■ AIM OF THE TASK
Search the records for the word "files" and copy every line in which it occurs.

■ AVAILABLE RECORDS
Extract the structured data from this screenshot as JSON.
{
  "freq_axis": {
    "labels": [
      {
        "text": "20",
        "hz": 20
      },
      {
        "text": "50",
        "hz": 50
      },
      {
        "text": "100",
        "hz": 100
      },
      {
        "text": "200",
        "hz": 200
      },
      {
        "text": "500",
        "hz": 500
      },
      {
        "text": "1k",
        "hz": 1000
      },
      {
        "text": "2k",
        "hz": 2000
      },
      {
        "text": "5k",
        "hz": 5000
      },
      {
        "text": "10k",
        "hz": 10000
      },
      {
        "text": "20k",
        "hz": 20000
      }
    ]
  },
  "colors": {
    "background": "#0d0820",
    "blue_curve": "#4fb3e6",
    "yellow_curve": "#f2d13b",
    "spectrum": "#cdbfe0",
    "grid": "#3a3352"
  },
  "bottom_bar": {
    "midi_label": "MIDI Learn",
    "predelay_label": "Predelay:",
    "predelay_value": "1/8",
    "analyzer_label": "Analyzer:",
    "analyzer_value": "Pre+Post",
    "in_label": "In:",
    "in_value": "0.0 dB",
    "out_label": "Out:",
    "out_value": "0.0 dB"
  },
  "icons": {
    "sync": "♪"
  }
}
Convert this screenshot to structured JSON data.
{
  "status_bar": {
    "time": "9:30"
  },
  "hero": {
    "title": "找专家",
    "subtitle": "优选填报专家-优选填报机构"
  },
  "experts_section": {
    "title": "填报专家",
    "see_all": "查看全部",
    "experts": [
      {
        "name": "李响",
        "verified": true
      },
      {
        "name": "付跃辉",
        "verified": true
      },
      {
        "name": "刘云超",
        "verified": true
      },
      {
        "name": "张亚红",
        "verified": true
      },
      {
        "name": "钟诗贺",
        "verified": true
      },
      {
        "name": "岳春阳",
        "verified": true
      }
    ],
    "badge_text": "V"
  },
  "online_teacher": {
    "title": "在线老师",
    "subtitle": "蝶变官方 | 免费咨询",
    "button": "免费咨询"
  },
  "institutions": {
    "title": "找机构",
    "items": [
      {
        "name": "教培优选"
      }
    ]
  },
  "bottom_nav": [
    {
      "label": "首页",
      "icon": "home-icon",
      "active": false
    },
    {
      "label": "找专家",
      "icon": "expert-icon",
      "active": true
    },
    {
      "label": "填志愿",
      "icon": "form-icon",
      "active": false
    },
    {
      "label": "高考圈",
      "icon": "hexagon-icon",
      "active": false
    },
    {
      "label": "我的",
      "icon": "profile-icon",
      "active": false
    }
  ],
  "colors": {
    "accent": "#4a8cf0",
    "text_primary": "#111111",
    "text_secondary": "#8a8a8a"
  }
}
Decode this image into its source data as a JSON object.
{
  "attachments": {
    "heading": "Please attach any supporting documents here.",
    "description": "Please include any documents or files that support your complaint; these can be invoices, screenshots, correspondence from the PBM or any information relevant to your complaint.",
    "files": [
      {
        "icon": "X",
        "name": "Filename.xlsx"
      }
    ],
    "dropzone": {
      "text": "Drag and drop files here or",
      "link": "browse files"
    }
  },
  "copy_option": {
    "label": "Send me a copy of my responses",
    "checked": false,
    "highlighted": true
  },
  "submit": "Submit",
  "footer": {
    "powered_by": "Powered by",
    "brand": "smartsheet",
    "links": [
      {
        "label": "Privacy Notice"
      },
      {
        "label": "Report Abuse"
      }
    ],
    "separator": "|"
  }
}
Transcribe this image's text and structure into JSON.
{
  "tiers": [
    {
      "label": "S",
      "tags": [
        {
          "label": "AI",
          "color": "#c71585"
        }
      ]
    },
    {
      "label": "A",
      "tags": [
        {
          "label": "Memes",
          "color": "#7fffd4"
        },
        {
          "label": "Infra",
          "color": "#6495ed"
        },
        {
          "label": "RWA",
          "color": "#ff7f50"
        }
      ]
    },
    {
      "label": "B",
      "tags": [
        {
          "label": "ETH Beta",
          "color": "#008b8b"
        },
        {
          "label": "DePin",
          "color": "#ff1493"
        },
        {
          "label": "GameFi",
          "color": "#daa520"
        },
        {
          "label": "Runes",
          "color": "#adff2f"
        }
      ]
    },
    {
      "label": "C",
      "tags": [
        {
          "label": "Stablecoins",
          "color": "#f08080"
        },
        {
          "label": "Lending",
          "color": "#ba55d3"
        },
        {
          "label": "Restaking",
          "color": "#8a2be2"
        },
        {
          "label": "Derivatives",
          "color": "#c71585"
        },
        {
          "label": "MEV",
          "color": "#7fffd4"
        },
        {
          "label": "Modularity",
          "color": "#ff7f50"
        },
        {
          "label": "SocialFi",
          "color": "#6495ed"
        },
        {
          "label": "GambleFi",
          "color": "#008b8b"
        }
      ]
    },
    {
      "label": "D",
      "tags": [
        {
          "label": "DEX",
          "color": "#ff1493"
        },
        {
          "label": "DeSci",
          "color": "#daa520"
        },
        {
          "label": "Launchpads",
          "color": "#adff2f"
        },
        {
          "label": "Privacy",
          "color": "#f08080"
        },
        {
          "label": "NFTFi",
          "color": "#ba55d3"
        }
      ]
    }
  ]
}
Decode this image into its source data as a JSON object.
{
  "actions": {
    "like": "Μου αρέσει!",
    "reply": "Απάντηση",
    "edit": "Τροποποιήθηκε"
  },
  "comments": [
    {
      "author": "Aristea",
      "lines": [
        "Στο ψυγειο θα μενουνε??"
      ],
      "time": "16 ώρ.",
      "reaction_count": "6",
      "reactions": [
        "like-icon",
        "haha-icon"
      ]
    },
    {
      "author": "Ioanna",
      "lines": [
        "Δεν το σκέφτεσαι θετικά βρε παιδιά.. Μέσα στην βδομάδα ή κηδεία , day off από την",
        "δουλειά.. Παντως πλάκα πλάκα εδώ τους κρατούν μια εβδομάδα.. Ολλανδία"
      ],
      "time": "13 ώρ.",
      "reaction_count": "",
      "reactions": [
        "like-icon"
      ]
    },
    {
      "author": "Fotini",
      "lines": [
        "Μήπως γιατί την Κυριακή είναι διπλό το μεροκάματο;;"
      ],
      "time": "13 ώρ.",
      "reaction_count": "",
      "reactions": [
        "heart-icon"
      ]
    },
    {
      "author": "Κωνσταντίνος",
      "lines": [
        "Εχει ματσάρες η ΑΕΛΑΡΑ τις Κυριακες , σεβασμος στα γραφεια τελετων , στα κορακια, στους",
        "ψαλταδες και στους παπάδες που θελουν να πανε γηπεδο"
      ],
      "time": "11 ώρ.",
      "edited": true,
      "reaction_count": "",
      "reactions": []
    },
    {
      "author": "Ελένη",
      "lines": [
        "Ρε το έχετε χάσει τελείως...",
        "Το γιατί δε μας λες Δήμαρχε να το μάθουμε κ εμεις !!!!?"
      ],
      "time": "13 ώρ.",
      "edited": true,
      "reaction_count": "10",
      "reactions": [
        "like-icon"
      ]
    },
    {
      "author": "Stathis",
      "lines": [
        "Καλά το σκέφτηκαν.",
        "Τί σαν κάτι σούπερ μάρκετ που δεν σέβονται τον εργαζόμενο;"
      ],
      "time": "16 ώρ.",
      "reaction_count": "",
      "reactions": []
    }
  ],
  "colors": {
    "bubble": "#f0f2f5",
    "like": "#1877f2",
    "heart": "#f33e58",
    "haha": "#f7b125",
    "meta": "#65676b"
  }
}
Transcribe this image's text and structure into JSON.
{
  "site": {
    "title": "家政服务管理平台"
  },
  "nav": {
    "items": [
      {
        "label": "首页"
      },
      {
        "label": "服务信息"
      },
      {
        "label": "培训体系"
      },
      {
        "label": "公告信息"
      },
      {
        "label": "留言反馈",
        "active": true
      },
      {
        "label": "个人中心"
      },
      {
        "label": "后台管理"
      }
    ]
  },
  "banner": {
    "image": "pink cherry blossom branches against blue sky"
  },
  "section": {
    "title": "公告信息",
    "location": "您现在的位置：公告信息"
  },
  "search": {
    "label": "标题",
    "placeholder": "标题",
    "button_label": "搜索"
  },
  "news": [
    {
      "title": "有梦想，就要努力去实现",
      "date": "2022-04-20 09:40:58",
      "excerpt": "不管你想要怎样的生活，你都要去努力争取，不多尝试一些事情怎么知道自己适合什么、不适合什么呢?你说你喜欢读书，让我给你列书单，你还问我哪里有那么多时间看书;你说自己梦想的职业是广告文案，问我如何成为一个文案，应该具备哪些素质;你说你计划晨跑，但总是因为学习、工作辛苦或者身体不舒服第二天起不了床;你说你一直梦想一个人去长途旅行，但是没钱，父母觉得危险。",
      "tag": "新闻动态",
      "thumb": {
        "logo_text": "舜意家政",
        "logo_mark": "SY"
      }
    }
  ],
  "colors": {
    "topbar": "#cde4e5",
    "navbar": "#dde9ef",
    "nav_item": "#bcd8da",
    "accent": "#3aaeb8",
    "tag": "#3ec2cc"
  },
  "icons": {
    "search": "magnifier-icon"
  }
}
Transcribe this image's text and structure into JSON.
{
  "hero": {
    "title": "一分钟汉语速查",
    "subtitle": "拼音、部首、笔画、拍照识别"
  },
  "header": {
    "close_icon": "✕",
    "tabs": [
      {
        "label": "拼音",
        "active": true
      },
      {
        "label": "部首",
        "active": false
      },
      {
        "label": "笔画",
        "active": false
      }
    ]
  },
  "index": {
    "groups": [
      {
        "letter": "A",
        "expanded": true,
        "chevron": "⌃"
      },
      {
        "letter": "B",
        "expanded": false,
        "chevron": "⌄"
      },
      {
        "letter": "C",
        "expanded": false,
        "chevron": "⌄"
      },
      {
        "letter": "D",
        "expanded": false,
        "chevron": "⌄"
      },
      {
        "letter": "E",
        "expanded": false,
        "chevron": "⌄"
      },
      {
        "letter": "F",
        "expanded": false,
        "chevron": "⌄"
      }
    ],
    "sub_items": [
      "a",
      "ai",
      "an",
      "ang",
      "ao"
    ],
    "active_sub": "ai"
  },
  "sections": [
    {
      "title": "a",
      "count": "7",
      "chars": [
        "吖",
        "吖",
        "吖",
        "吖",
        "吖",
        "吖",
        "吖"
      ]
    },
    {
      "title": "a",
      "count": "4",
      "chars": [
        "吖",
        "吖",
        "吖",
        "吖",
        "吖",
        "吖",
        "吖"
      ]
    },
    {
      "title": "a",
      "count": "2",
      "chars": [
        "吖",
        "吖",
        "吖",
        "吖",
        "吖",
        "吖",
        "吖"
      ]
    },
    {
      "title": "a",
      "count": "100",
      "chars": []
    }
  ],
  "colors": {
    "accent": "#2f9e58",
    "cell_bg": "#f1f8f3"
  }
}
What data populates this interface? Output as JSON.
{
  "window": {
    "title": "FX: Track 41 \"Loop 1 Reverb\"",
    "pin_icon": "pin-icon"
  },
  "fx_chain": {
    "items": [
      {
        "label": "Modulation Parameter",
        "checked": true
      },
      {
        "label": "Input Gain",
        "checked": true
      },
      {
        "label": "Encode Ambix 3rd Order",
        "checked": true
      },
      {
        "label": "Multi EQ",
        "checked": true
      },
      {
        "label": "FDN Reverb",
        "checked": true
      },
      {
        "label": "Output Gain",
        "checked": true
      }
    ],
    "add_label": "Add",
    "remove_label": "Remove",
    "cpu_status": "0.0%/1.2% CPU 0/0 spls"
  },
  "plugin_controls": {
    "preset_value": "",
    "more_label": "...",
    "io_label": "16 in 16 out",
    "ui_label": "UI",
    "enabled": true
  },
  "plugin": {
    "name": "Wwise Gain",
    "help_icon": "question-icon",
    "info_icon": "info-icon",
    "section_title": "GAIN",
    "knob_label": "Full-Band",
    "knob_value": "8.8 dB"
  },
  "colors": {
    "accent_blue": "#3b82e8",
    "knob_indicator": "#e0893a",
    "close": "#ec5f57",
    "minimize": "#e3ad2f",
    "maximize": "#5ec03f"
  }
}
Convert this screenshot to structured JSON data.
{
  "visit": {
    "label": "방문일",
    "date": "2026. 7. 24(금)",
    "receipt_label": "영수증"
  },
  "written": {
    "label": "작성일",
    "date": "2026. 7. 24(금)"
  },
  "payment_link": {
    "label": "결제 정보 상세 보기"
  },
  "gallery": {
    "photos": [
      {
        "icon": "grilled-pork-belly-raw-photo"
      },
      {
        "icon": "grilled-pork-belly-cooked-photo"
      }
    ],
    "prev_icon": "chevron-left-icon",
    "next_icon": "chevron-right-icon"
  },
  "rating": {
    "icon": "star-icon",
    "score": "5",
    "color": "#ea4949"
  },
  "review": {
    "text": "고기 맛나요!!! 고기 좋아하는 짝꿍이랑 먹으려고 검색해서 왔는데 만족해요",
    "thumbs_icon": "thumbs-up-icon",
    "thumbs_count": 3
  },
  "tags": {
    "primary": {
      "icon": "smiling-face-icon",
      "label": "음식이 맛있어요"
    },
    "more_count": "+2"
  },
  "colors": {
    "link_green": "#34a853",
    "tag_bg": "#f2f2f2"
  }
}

■ RESPONSE TO THIS EXERCISE
    "description": "Please include any documents or files that support your complaint; these can be invoices, screenshots, correspondence from the PBM or any information relevant to your complaint.",
    "files": [
      "text": "Drag and drop files here or",
      "link": "browse files"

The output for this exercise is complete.